Pamela Cromwell regards herself as a fighter, not a cancer survivor.
Cromwell was 29 when she was diagnosed with breast cancer and told that she only had six months to live.
Five years later, she is battling Stage 4 metastatic breast cancer, a stage of cancer where the disease has spread.
Cromwell first became aware that something was wrong when she felt a lump in her left breast while showering. When she first went in for testing, medical professionals thought she had a cyst. Six months would go by before she was diagnosed with an aggressive form of breast cancer that was moving rapidly.
After undergoing chemotherapy, radiation and surgery, she thought she was in remission, but she was not. The cancer returned to her right breast.

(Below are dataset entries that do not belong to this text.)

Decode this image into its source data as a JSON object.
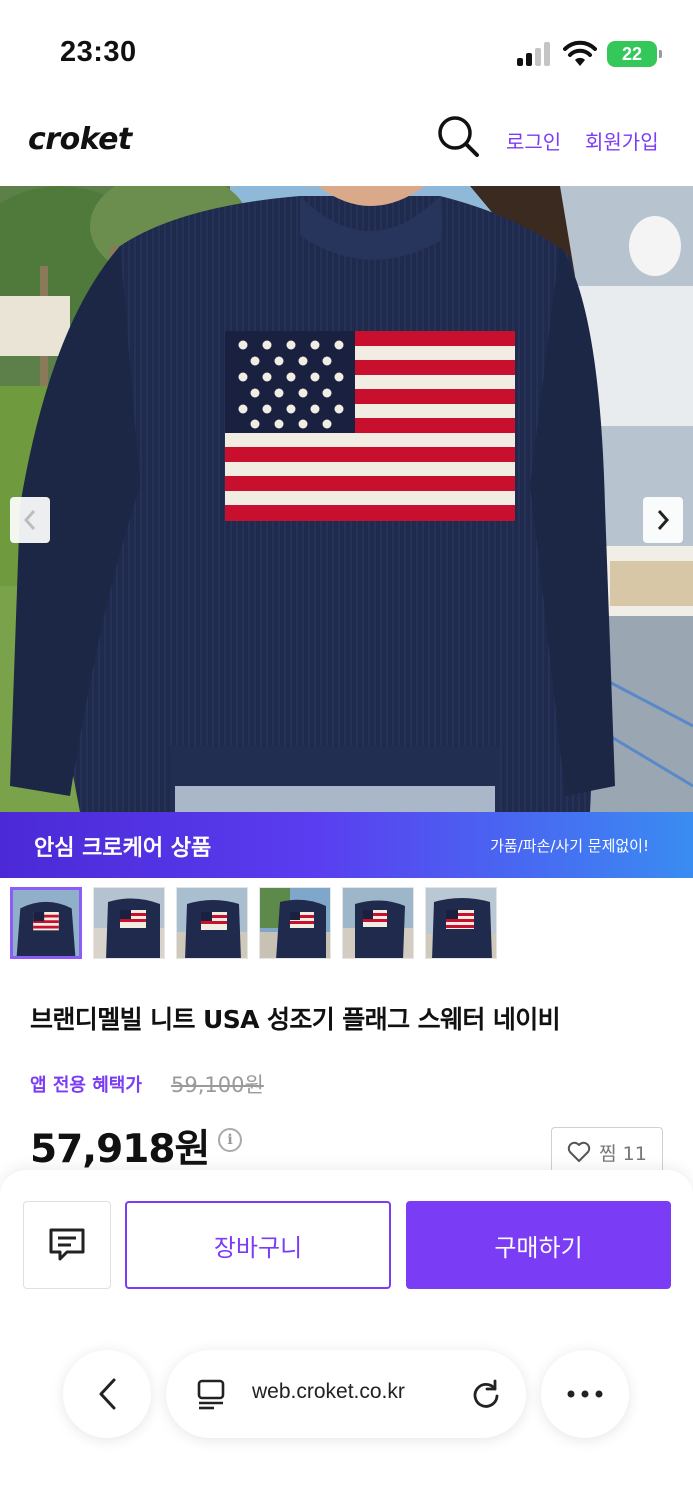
{
  "status_bar": {
    "time": "23:30",
    "battery": "22"
  },
  "header": {
    "logo": "croket",
    "login": "로그인",
    "signup": "회원가입"
  },
  "banner": {
    "title": "안심 크로케어 상품",
    "subtitle": "가품/파손/사기 문제없이!"
  },
  "product": {
    "title": "브랜디멜빌 니트 USA 성조기 플래그 스웨터 네이비",
    "promo_label": "앱 전용 혜택가",
    "original_price": "59,100원",
    "price": "57,918원",
    "wish_label": "찜 11"
  },
  "actions": {
    "cart": "장바구니",
    "buy": "구매하기"
  },
  "browser": {
    "url": "web.croket.co.kr"
  },
  "colors": {
    "accent": "#7b3cf5",
    "sweater": "#1f2a4d",
    "flag_red": "#c8102e"
  },
  "thumbnails": 6
}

Two years ago, she decided to turn to Cancer Treatment Centers of America (CTCA) in Philadelphia for her oncology care.
“A lot of people think I’m in remission which I’m not,” said Cromwell, who undergoes hormonal treatments once a month at CTCA.
She has not let cancer deter her from continuing to engage in one of her favorite pastimes — kickboxing. She still commutes from Plainsville, N.J. to New York for her full-time job as a financial analyst. She doesn’t believe in putting blocks on herself.
“Because of a combination of prayer, great people in my life and my determination to be stubborn, I’m in a very good state in my life. It’s just because I finally learned my lesson, that I had to take my life back,” said Cromwell, who is 34.
“I don’t walk around thinking this could be my last year in life. I just do what I have to do.”
She wants others to understand that the face of breast cancer goes beyond the typical portrayal of 45- or 50-year-old women.
“I think that people feel more comfortable with the idea that you have cancer, so that means you should be in bed, bald and not able to move, and the fact that I don’t look like a typical cancer patient means they want to say I’m in remission and I’m not,” said Cromwell.
She shares her story at a time when African-American women are more likely than white women to be diagnosed with breast cancer before age 45 and are also more likely to have more aggressive types of breast cancer.
“I just feel like people need to understand that cancer is turning into a chronic disease and people are dealing with it long-term. I feel like the world is catering to the survivor. All due respect, I don’t consider myself a survivor, I am a fighter and that’s how I like to be classified,” Cromwell said.
As a younger person coping with cancer, the newly released movie titled “50/50” resonates with her, she said. The film stars Joseph Gordon-Levitt and Seth Rogen, who portray best friends whose lives are changed by a cancer diagnosis at the age of 27, and sheds some light on the physical and emotional facets of living with cancer.
“The movie was phenomenal because it was real. It was not pretty. The movie was on target,” said Cromwell, who appreciated the film’s honesty.
When Cromwell first came to CTCA, Dr. Shayma Kamzi, a medical oncologist and hematologist, had to inform her that she had metastatic disease. Prior to her first visit to CTCA, she underwent a CT scan that revealed the cancer had spread from her breast to the bones.
“Of course she was shocked, and this came as a surprise, but she rose above it and really has fought very hard,” Kazmi said.
“She has a quality of life where she’s able to work full time and really be active and feel good and normal. She’s done really, really well. Obviously lengthening someone’s life is one thing, but adding quality to that life is also very important,” said Kazmi.
Since she joined the CTCA staff two and half years ago, Kazmi has treated a number of patients who are in their 30s and 40s for various forms of cancer.
“We do see a higher percentage of these very aggressive tumors and young patients tend to have a more aggressive disease and we don’t quite know why, and that’s true all across the board,” she said.
“I see a lot of younger women with breast cancer, and I think there are a lot of issues that people don’t focus on,” she said, noting that there are concerns for younger women about sexuality and fertility.